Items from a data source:

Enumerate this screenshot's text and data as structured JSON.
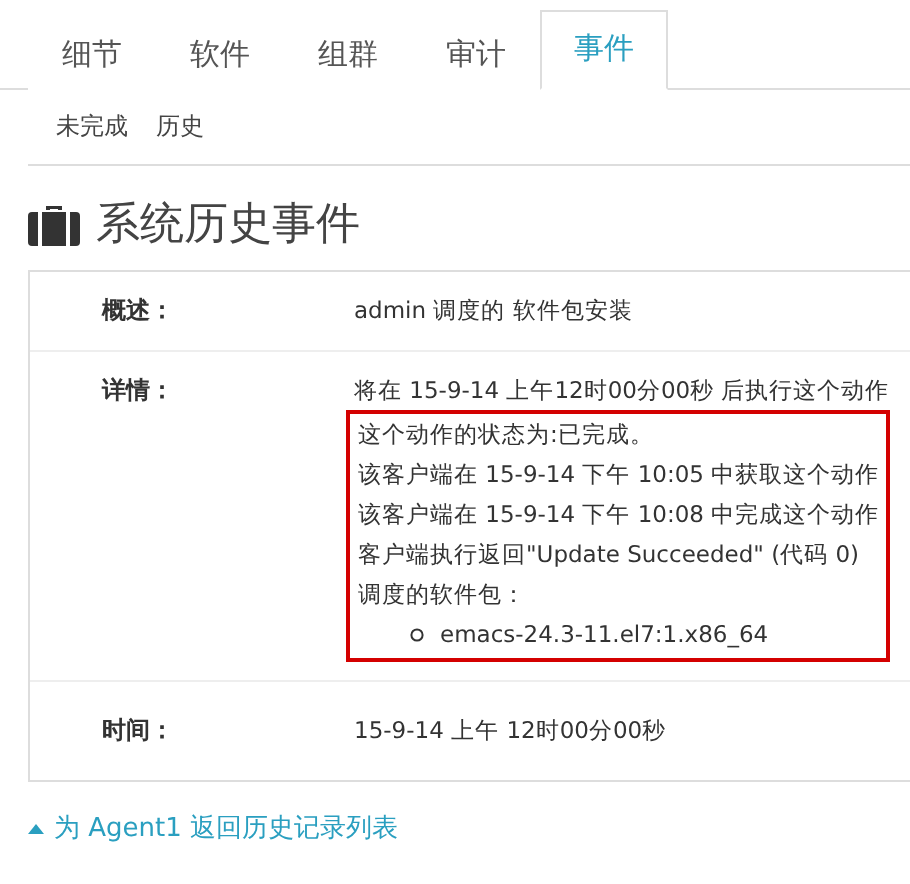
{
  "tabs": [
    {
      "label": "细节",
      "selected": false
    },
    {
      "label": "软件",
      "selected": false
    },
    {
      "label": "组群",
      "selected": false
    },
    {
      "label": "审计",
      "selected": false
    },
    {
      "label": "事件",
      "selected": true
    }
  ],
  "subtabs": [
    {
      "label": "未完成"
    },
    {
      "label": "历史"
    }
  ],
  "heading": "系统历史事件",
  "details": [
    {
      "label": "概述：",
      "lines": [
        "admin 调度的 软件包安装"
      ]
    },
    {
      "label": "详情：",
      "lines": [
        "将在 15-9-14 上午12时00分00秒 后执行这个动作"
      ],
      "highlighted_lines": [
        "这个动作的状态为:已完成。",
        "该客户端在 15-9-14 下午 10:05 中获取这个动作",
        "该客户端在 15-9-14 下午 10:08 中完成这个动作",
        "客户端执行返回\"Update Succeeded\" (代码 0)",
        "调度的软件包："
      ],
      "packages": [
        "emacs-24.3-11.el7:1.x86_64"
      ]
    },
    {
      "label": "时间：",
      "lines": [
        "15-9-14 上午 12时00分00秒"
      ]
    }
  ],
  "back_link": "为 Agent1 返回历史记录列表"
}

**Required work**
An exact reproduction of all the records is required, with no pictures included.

**Exercise answer**
Enumerate this screenshot's text and data as structured JSON.
{
  "tabs": [
    {
      "label": "细节",
      "selected": false
    },
    {
      "label": "软件",
      "selected": false
    },
    {
      "label": "组群",
      "selected": false
    },
    {
      "label": "审计",
      "selected": false
    },
    {
      "label": "事件",
      "selected": true
    }
  ],
  "subtabs": [
    {
      "label": "未完成"
    },
    {
      "label": "历史"
    }
  ],
  "heading": "系统历史事件",
  "details": [
    {
      "label": "概述：",
      "lines": [
        "admin 调度的 软件包安装"
      ]
    },
    {
      "label": "详情：",
      "lines": [
        "将在 15-9-14 上午12时00分00秒 后执行这个动作"
      ],
      "highlighted_lines": [
        "这个动作的状态为:已完成。",
        "该客户端在 15-9-14 下午 10:05 中获取这个动作",
        "该客户端在 15-9-14 下午 10:08 中完成这个动作",
        "客户端执行返回\"Update Succeeded\" (代码 0)",
        "调度的软件包："
      ],
      "packages": [
        "emacs-24.3-11.el7:1.x86_64"
      ]
    },
    {
      "label": "时间：",
      "lines": [
        "15-9-14 上午 12时00分00秒"
      ]
    }
  ],
  "back_link": "为 Agent1 返回历史记录列表"
}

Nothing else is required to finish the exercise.